Task input
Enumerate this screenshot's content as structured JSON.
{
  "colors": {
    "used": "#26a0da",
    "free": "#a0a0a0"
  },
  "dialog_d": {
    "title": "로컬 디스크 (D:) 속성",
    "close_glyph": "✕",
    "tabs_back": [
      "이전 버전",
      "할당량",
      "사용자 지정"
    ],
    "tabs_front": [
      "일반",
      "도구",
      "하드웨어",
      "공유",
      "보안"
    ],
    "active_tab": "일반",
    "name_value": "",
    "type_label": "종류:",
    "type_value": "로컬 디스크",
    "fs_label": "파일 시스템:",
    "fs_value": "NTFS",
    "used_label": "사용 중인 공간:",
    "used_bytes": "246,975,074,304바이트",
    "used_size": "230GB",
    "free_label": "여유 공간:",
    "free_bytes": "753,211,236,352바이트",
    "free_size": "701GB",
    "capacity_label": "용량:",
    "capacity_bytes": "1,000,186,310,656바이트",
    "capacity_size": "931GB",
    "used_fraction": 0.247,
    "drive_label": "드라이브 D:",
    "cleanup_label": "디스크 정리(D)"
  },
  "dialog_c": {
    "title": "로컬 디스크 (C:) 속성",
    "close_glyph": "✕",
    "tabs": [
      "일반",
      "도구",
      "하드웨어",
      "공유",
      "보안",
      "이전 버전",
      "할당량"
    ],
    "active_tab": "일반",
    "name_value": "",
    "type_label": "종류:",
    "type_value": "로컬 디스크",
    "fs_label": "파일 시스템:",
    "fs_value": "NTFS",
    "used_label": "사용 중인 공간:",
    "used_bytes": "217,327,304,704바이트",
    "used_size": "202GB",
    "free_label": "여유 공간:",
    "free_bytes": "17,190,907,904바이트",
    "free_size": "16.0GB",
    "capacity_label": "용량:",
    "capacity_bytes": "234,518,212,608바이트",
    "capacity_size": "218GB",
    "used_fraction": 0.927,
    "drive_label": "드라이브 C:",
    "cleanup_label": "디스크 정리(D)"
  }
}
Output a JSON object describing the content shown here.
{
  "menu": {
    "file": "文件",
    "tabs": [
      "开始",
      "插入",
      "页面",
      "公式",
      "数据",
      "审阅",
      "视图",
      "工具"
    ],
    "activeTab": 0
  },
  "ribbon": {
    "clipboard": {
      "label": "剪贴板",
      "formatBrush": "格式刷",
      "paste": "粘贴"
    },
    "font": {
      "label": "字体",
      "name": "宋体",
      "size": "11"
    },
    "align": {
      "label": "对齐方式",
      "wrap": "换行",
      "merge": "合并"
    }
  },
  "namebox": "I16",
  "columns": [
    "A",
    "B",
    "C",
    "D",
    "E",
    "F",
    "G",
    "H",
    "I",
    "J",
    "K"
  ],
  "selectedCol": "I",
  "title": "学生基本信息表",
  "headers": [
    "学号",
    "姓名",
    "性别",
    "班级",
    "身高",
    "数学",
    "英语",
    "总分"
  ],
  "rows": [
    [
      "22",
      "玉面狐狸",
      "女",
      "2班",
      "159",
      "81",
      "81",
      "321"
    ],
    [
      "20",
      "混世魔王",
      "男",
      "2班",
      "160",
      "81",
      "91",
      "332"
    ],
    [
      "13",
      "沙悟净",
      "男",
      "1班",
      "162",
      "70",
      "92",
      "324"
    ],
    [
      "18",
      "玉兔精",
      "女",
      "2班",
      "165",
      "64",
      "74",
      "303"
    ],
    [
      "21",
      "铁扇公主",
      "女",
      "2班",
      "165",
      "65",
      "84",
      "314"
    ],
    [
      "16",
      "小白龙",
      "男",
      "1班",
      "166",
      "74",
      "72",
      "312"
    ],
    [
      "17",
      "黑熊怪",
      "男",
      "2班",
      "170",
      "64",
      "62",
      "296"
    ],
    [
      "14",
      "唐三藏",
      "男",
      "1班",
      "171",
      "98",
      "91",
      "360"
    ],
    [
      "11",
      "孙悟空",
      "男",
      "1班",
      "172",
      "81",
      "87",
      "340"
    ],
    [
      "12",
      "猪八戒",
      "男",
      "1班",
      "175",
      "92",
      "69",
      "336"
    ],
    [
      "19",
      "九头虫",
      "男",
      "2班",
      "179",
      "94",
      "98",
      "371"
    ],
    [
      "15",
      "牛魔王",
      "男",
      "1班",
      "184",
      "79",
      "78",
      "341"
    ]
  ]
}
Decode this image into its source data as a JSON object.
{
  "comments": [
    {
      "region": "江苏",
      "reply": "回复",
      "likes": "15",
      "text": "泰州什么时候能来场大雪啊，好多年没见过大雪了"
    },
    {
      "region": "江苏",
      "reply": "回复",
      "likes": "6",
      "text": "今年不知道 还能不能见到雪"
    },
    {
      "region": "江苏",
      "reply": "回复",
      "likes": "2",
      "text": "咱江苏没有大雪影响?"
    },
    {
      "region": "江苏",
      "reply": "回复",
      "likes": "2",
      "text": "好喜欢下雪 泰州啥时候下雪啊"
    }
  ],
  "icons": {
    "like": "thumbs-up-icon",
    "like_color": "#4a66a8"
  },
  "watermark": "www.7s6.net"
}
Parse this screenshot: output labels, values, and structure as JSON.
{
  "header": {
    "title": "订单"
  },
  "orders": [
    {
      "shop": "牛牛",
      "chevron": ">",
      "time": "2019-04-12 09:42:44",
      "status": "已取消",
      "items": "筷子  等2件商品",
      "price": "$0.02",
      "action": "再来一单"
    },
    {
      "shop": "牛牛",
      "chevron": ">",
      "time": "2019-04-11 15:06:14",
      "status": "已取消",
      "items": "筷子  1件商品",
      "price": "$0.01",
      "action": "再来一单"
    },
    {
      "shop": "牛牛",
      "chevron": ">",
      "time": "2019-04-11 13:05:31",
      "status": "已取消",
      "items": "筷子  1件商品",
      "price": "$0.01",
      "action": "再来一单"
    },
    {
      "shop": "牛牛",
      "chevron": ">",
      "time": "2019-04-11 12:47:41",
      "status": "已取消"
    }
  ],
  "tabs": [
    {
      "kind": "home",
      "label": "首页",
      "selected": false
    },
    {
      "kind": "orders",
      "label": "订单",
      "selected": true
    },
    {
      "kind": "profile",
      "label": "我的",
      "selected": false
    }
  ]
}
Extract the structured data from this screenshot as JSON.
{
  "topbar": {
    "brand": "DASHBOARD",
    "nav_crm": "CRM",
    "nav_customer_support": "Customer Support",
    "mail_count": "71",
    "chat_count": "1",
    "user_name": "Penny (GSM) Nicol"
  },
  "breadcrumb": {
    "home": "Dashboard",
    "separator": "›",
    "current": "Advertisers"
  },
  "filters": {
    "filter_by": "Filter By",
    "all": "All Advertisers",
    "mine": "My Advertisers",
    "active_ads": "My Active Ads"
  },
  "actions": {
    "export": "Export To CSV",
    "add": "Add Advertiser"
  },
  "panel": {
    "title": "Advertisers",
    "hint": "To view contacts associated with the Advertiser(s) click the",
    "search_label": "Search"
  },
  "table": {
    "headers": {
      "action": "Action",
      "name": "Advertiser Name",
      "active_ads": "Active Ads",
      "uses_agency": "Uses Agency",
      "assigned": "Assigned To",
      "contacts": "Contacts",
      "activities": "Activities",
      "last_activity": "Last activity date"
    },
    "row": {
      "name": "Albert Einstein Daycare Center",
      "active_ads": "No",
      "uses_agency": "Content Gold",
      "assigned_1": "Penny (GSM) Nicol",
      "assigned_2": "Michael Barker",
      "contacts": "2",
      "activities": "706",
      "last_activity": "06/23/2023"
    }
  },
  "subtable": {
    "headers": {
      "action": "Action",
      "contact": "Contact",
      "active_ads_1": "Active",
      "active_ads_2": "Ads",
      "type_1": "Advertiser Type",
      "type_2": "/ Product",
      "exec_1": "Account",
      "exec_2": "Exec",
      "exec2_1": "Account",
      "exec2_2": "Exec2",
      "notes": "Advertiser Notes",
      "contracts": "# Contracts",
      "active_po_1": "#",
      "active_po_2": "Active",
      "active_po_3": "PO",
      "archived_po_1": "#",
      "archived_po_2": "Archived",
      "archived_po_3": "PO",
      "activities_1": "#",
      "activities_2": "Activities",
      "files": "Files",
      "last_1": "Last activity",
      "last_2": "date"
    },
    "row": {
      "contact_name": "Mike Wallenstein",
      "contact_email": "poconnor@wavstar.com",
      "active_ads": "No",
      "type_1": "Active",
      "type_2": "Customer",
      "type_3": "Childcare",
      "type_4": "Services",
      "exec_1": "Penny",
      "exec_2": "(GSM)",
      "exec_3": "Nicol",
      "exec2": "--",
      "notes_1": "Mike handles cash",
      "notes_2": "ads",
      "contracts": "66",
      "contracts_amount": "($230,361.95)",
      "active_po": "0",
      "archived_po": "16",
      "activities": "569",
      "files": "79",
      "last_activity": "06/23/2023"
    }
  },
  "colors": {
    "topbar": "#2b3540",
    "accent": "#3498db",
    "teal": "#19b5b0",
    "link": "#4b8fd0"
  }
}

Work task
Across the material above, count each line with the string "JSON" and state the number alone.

Task result
5